In the 60s, I remember when all this was crammed in a recreation field that was the extent of a Wal-Mart parking lot, with the craft vendors and quilt makers stealing attention from the midway thrill rides. Located in downtown Hiawassee near the old Towns County High School, the fair settled in each fall to the bouquet of wood fires and BBQ, and soon, grew to numbers that overflowed into the main street of the small mountain town. It was time to expand.
In 1978, the Fair moved north of town on the banks of Lake Chatuge where it could spread out. It expanded to twice a year, the Fair in July and the Festival in October. Sponsored by the Towns County Lion Club, its unique permanent set up includes an Exhibit Hall, Craft Booths, Pioneer Village, and the Anderson Music Hall. As a cornerstone of its appeal, the Music Hall features the best in country music and bluegrass like Justin Moore, Aaron Tippin, and Mel Tillis. And on Sunday afternoon, it's a good-ole Southern Gospel meeting with groups like The McKamey's providing the soundtrack. We sang along with Georgia's own Scott Brantley and watched a time-honored performance by The Gatlin Brothers. In October, we're celebrating fall with Ricky Scaggs and if we call in 'sick' to work during the week, maybe even Crystal Gayle.
Hiawassee in the fall is home for me. Include The Georgia Mountain Festival to that equation, and well, that's about as close to heaven as I can get without dying.
We invite you to experience our time at the fair - A Family Affair at The Georgia Mountain Fair - and we encourage you to make your reservations and plans to be in Hiawassee this October. I'll introduce you to my new friends - Stanley Wood, John Ray Parker and Jim Eubanks. I'll make sure Jack Anderson saves some fresh smoked trout for you, too. Y'all come, and make sure you say hello.
Judy and Len Garrison are at home in Farmington, Georgia, just on the outskirts of Dawg country - better known as Athens. Len, an IT manager for a major Atlanta company, and Judy, an editor, author and travel writer, invite you to travel along with them as they explore the best of the South.
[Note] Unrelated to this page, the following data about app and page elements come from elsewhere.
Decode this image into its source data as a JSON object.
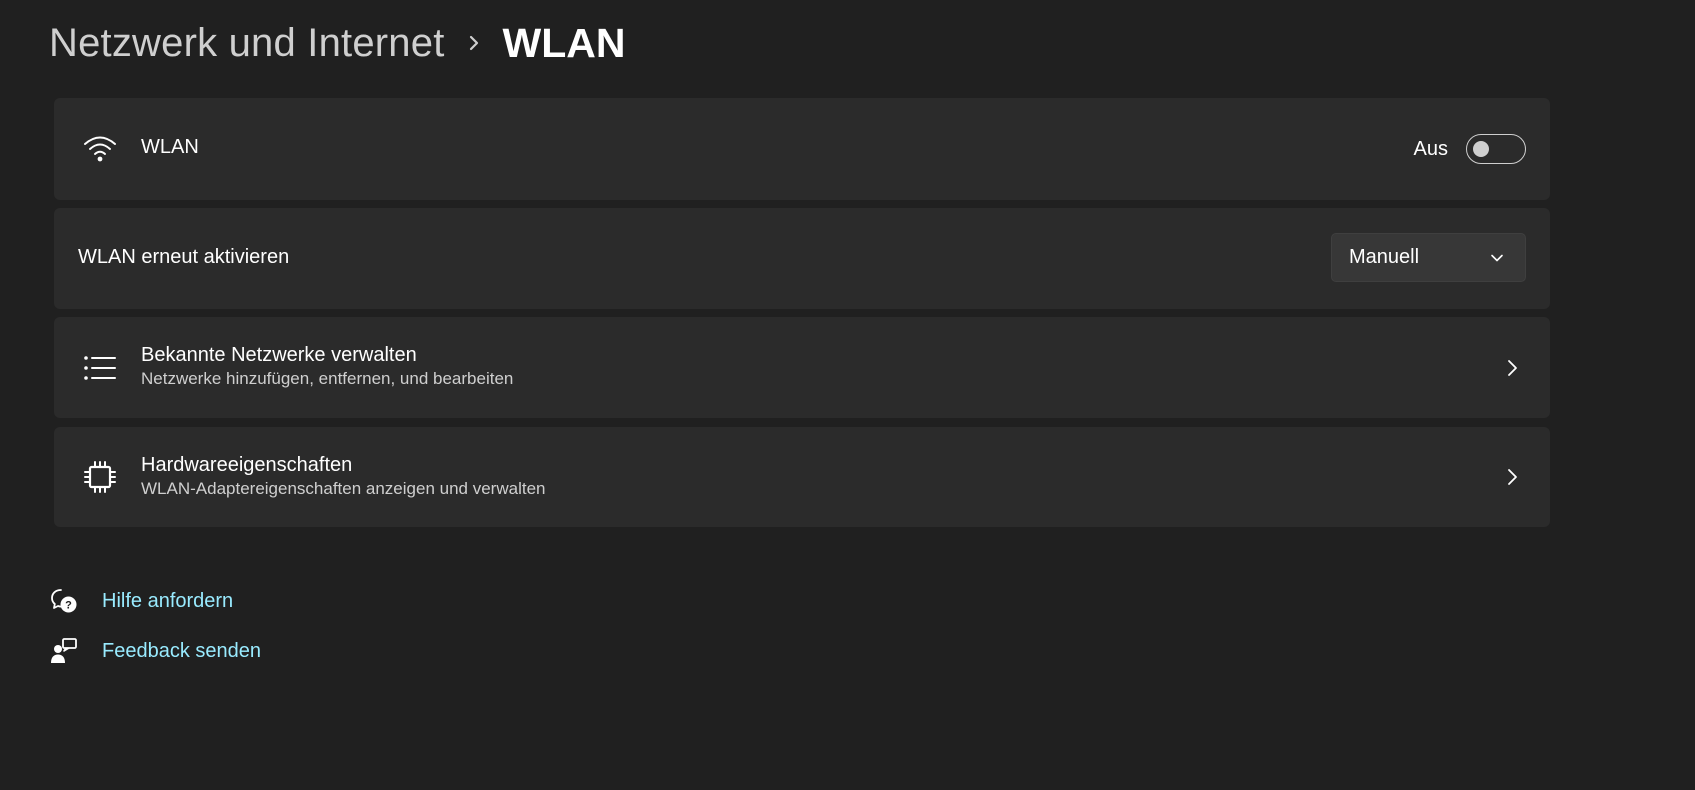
{
  "breadcrumb": {
    "parent": "Netzwerk und Internet",
    "current": "WLAN"
  },
  "wlan_card": {
    "icon": "wifi-icon",
    "title": "WLAN",
    "toggle_label": "Aus",
    "toggle_on": false
  },
  "reenable_card": {
    "title": "WLAN erneut aktivieren",
    "dropdown_value": "Manuell"
  },
  "known_networks_card": {
    "icon": "list-icon",
    "title": "Bekannte Netzwerke verwalten",
    "subtitle": "Netzwerke hinzufügen, entfernen, und bearbeiten"
  },
  "hardware_card": {
    "icon": "chip-icon",
    "title": "Hardwareeigenschaften",
    "subtitle": "WLAN-Adaptereigenschaften anzeigen und verwalten"
  },
  "links": {
    "help": {
      "icon": "help-chat-icon",
      "label": "Hilfe anfordern"
    },
    "feedback": {
      "icon": "feedback-icon",
      "label": "Feedback senden"
    }
  },
  "colors": {
    "background": "#202020",
    "card": "#2b2b2b",
    "link": "#99ebff"
  }
}
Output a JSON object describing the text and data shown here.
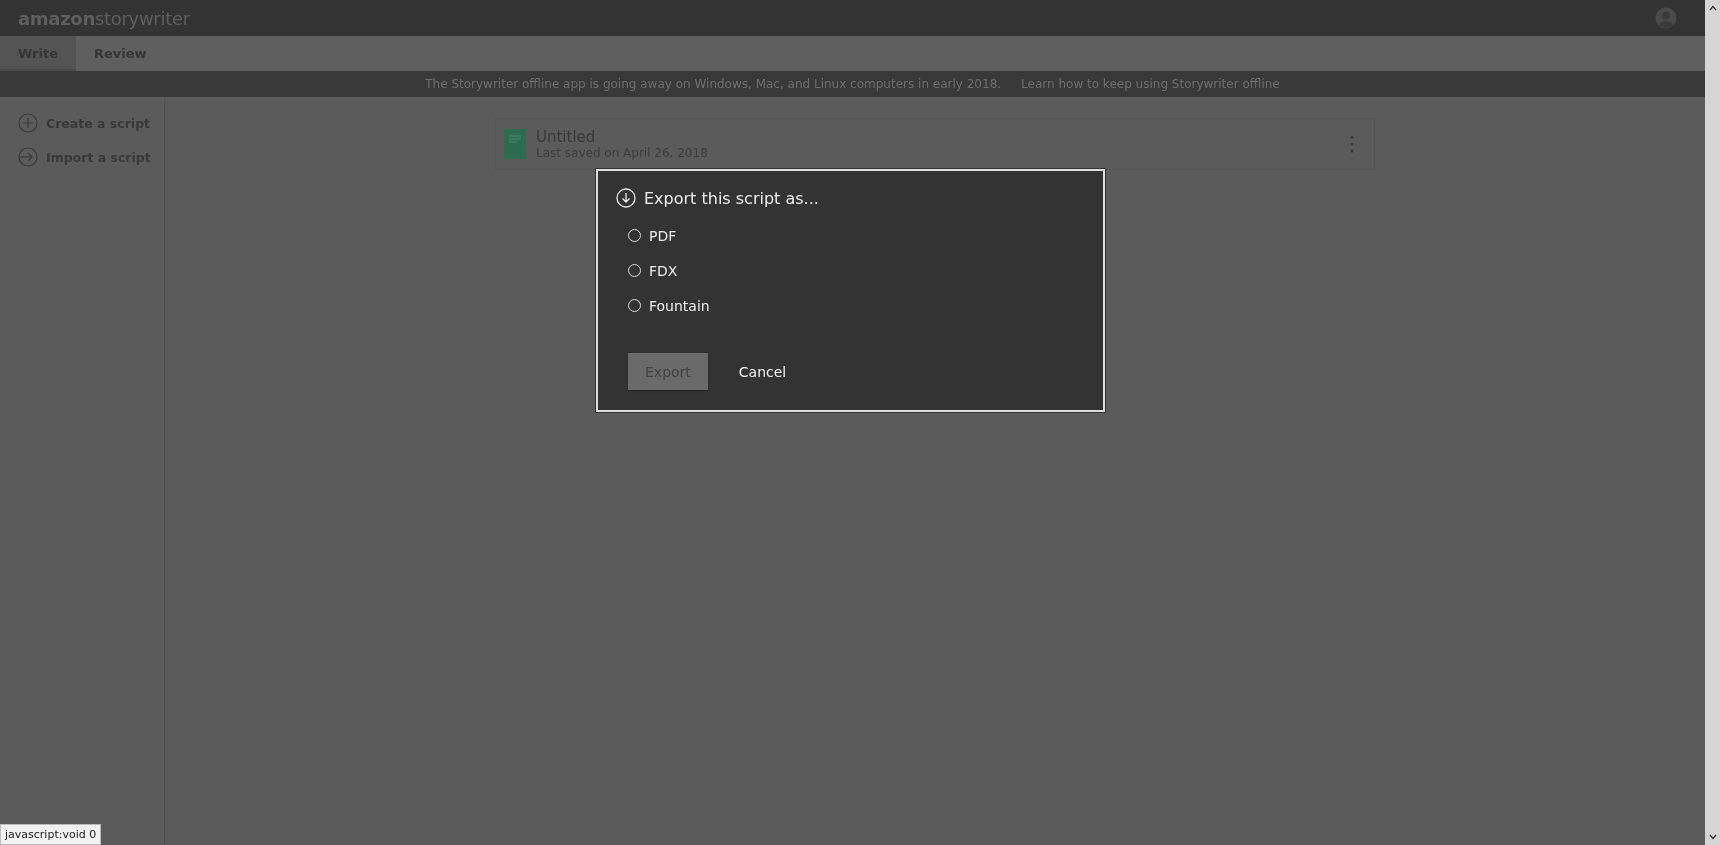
{
  "header": {
    "logo": "**amazon**storywriter"
  },
  "tabs": [
    {
      "label": "Write",
      "selected": true
    },
    {
      "label": "Review",
      "selected": false
    }
  ],
  "banner": {
    "message": "The Storywriter offline app is going away on Windows, Mac, and Linux computers in early 2018.",
    "link": "Learn how to keep using Storywriter offline"
  },
  "sidebar": {
    "items": [
      {
        "kind": "create",
        "label": "Create a script"
      },
      {
        "kind": "import",
        "label": "Import a script"
      }
    ]
  },
  "scripts": [
    {
      "title": "Untitled",
      "saved": "Last saved on April 26, 2018"
    }
  ],
  "dialog": {
    "title": "Export this script as...",
    "options": [
      {
        "label": "PDF",
        "selected": false
      },
      {
        "label": "FDX",
        "selected": false
      },
      {
        "label": "Fountain",
        "selected": false
      }
    ],
    "buttons": [
      {
        "kind": "primary",
        "label": "Export",
        "disabled": true
      },
      {
        "kind": "link",
        "label": "Cancel",
        "disabled": false
      }
    ]
  },
  "status_url": "javascript:void 0"
}
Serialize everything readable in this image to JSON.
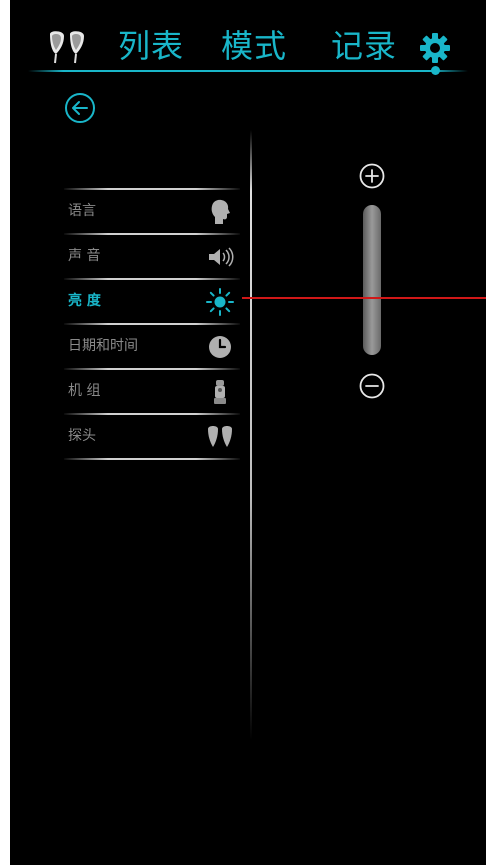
{
  "topbar": {
    "tabs": [
      "列表",
      "模式",
      "记录"
    ],
    "logo_icon": "earphones-icon",
    "settings_icon": "gear-icon",
    "accent_color": "#19b6c9"
  },
  "nav": {
    "back_icon": "arrow-left-circle-icon"
  },
  "settings_menu": {
    "items": [
      {
        "label": "语言",
        "icon": "head-profile-icon",
        "active": false
      },
      {
        "label": "声 音",
        "icon": "speaker-icon",
        "active": false
      },
      {
        "label": "亮 度",
        "icon": "sun-icon",
        "active": true
      },
      {
        "label": "日期和时间",
        "icon": "clock-icon",
        "active": false
      },
      {
        "label": "机 组",
        "icon": "device-unit-icon",
        "active": false
      },
      {
        "label": "探头",
        "icon": "earpiece-probe-icon",
        "active": false
      }
    ]
  },
  "brightness": {
    "increase_icon": "plus-circle-icon",
    "decrease_icon": "minus-circle-icon",
    "indicator_color": "#d01818"
  }
}
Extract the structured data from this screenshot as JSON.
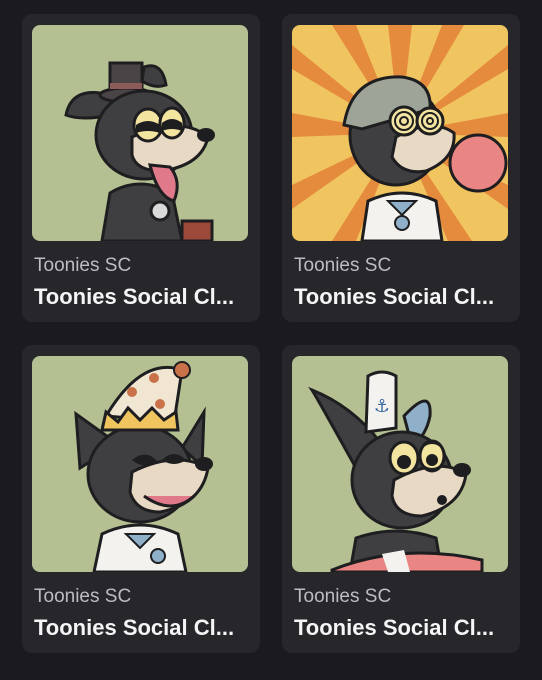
{
  "gallery": {
    "items": [
      {
        "collection": "Toonies SC",
        "name": "Toonies Social Cl...",
        "background": "sage",
        "accessory": "top-hat"
      },
      {
        "collection": "Toonies SC",
        "name": "Toonies Social Cl...",
        "background": "sunburst",
        "accessory": "cap-bubblegum"
      },
      {
        "collection": "Toonies SC",
        "name": "Toonies Social Cl...",
        "background": "sage",
        "accessory": "crown-party-hat"
      },
      {
        "collection": "Toonies SC",
        "name": "Toonies Social Cl...",
        "background": "sage",
        "accessory": "sailor-hat-lifebuoy"
      }
    ]
  },
  "colors": {
    "page_bg": "#1b1b1f",
    "card_bg": "#26262b",
    "sage": "#b4c092",
    "sun": "#f0c560",
    "ray": "#e58b3d"
  }
}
Email them at email@example.com. Visit their website at Seeing Southern, and follow them on Twitter at @judyhgarrison and @seeing_southern. Don't forget to like them on Facebook.